So far in this area of research, we have focused on comparing groups of offspring whose parents do and do not have chronic pain. However, we do not yet understand the factors that predict which offspring whose parents have chronic pain are most at risk for difficulties, and which might be protected from those effects. A more resilience-focused approach, such as investigating factors that might help offspring of parents with chronic pain to have better outcomes, would be helpful in determining how we can help these offspring to thrive. Resilience models have been developed for chronic pain in adults [4] and children [5], and could be adapted for offspring of parents with chronic pain as well.

As we learn more about how to support parents with chronic pain and their children, we can study interventions that can help these families. For example, while many adults with chronic pain receive helpful information from pain self-management groups, these groups rarely include information about how to talk their children about pain. Developing and testing such interventions could help parents with chronic pain and their children to have the best possible outcomes as they move forward.

About Kristen Higgins

Kristen Higgins Pediatric Pain ResearchKristen Higgins is a fourth year Clinical Psychology PhD student at Dalhousie University in Halifax, Nova Scotia, Canada. Her research is supervised by Dr. Christine Chambers at the Centre for Pediatric Pain Research at the IWK Health Centre. Kristen is supported by a CIHR Doctoral Research Award and an honorary Nova Scotia Health Research Foundation Scotia Scholar Award. Kristen is a member of Pain in Child Health: A Strategic Training Initiative of CIHR. She received her BSc (Honours) in Psychology from Acadia University in 2012.

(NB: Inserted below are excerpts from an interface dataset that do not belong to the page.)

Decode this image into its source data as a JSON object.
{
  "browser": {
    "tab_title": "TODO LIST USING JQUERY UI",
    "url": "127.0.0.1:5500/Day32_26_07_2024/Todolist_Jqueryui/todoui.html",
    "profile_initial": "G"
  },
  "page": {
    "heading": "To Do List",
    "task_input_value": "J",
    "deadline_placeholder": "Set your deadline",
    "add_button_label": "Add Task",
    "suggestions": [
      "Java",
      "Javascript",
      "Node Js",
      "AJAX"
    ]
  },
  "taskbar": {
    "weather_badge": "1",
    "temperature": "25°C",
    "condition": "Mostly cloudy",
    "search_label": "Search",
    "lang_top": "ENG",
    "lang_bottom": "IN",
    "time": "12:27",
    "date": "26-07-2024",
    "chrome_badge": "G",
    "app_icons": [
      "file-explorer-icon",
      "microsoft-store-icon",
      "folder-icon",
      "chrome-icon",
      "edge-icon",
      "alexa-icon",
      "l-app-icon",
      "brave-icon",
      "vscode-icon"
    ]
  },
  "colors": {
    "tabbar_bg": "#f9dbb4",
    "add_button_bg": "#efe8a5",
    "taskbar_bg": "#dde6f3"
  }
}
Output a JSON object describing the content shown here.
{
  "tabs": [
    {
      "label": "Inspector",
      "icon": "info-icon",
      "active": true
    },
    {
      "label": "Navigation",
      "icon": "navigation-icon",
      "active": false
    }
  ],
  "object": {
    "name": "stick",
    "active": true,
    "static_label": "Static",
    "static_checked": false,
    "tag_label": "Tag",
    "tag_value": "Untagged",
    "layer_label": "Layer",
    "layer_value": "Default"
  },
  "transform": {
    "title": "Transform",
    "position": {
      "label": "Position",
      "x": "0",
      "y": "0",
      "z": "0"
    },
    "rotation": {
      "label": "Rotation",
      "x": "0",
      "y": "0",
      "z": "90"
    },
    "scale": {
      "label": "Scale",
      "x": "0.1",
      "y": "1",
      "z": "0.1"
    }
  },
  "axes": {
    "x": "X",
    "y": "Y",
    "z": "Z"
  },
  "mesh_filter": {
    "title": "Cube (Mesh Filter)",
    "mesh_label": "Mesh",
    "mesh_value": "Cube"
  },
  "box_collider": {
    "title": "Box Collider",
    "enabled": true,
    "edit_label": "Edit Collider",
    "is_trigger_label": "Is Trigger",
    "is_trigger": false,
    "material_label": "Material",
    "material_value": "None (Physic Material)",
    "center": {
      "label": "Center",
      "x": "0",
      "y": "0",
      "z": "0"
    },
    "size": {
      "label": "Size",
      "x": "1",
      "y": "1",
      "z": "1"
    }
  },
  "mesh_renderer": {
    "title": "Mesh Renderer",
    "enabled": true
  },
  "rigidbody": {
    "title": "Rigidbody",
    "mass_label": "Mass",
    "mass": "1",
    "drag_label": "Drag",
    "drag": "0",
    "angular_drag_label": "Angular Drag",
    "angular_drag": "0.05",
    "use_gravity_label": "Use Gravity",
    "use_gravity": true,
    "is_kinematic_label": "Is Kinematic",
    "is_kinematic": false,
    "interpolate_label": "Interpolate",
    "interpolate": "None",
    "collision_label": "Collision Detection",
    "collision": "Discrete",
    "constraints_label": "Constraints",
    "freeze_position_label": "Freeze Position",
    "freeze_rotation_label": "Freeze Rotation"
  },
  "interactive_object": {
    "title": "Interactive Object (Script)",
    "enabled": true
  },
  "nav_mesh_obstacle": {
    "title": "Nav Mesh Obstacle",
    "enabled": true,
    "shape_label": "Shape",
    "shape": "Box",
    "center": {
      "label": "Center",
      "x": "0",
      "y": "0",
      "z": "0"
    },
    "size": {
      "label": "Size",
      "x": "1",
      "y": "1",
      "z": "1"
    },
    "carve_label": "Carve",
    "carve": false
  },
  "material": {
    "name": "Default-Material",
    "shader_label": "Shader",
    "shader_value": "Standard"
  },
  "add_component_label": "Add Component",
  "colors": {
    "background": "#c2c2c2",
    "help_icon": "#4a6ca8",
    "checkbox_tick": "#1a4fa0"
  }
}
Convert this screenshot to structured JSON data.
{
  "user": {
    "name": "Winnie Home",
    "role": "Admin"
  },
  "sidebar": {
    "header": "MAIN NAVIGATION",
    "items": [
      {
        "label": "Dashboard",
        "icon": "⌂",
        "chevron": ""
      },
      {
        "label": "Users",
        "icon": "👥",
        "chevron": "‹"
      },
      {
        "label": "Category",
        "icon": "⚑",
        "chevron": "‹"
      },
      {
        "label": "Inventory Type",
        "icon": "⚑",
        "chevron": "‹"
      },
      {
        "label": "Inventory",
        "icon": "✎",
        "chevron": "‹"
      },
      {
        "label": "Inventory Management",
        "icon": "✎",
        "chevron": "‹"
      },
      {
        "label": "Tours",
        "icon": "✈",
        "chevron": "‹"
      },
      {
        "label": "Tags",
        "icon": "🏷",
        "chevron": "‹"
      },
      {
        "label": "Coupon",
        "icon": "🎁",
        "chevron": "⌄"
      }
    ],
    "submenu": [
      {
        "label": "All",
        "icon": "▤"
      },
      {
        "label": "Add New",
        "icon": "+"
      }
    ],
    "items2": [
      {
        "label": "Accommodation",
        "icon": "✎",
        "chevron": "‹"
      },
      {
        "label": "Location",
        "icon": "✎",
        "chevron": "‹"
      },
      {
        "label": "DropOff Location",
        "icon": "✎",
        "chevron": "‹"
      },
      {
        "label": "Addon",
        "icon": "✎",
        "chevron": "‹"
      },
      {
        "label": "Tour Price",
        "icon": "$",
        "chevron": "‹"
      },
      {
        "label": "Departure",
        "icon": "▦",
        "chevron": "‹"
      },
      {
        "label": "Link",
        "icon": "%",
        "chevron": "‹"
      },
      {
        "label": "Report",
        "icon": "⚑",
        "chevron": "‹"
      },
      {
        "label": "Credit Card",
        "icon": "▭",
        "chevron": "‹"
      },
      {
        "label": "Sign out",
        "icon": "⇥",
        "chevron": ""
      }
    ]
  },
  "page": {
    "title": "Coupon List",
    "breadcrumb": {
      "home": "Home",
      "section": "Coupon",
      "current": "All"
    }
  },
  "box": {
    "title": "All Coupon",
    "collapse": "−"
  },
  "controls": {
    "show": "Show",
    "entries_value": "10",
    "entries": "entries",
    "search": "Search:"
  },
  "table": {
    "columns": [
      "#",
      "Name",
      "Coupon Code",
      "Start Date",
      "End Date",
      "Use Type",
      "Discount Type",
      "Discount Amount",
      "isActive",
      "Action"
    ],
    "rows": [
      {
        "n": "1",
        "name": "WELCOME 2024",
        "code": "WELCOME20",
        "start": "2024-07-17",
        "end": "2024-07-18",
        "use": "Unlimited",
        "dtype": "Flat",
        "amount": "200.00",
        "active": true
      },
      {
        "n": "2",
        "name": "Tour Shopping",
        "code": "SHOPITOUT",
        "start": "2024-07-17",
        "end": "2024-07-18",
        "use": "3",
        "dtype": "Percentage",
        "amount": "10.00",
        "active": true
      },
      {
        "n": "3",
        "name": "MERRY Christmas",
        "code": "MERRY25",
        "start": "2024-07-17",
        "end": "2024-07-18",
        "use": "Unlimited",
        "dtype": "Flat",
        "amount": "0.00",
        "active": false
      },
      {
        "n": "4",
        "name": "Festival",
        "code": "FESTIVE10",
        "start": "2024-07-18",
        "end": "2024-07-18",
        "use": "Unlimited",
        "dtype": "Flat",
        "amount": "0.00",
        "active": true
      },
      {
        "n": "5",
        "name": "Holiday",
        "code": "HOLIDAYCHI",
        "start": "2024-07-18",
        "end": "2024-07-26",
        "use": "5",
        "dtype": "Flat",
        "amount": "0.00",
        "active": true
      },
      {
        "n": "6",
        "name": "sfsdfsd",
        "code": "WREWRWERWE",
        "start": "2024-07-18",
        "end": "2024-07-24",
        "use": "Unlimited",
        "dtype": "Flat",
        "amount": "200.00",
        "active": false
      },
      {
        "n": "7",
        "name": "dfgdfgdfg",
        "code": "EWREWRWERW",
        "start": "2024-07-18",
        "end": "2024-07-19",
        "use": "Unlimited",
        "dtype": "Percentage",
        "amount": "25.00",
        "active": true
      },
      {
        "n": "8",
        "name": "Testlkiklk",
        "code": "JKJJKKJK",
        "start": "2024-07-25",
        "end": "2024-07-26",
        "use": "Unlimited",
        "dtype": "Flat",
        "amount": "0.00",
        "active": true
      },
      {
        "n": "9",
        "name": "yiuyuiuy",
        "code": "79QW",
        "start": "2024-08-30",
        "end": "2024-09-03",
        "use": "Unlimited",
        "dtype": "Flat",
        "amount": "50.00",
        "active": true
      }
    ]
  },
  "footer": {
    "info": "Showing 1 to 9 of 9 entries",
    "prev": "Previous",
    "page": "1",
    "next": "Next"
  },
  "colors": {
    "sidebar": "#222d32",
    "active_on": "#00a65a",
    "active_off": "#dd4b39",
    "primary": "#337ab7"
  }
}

[1] Erdreich, S. (2015, January 2). Parenting with chronic pain. Slate. Retrieved from

[2] Christy, E. M. (2014). Why Does Mommy Hurt? Helping children cope with the challenges of having a caregiver with chronic pain, fibromyalgia, or autoimmune disease. Denver, CO: Outskirts Press.

[3] Higgins, K. S., Birnie, K. A., Chambers, C. T., Wilson, A. C., Caes, L., Clark, A. J., Lynch, M., Stinson, J., & Campbell-Yeo, M. (2015). Offspring of parents with chronic pain: A systematic review and meta-analysis of pain, health, psychological, and family outcomes. PAIN, 156, 2256-2266. doi: 10.1097/j.pain.0000000000000293

[4] Sturgeon, J., & Zautra, A. (2010). Resilience: A new paradigm for adaptation to chronic pain. Current Pain and Headache Report, 14, 105-112. doi: 10.1007/s11916-010-0095-9

[5] Cousins, L. A., Kalapurakkel, L., Cohen, L. L., & Simons, L. E. (2015). Topical review: Resilience resources and mechanisms in pediatric chronic pain. Journal of Pediatric Psychology, 40, 840-845. doi: 10.1093/jpepsy/jsv037

Editors: Lorimer Moseley and Neil O’Connell; Associate Editor: Sarah Wallwork


  1. Charles Horowitz, Ph.D. says:

    Hi, a wish: it’d be great if on the subject line of your blog, you put the title, i.e. “How does parents’ chronic pain affect their children?”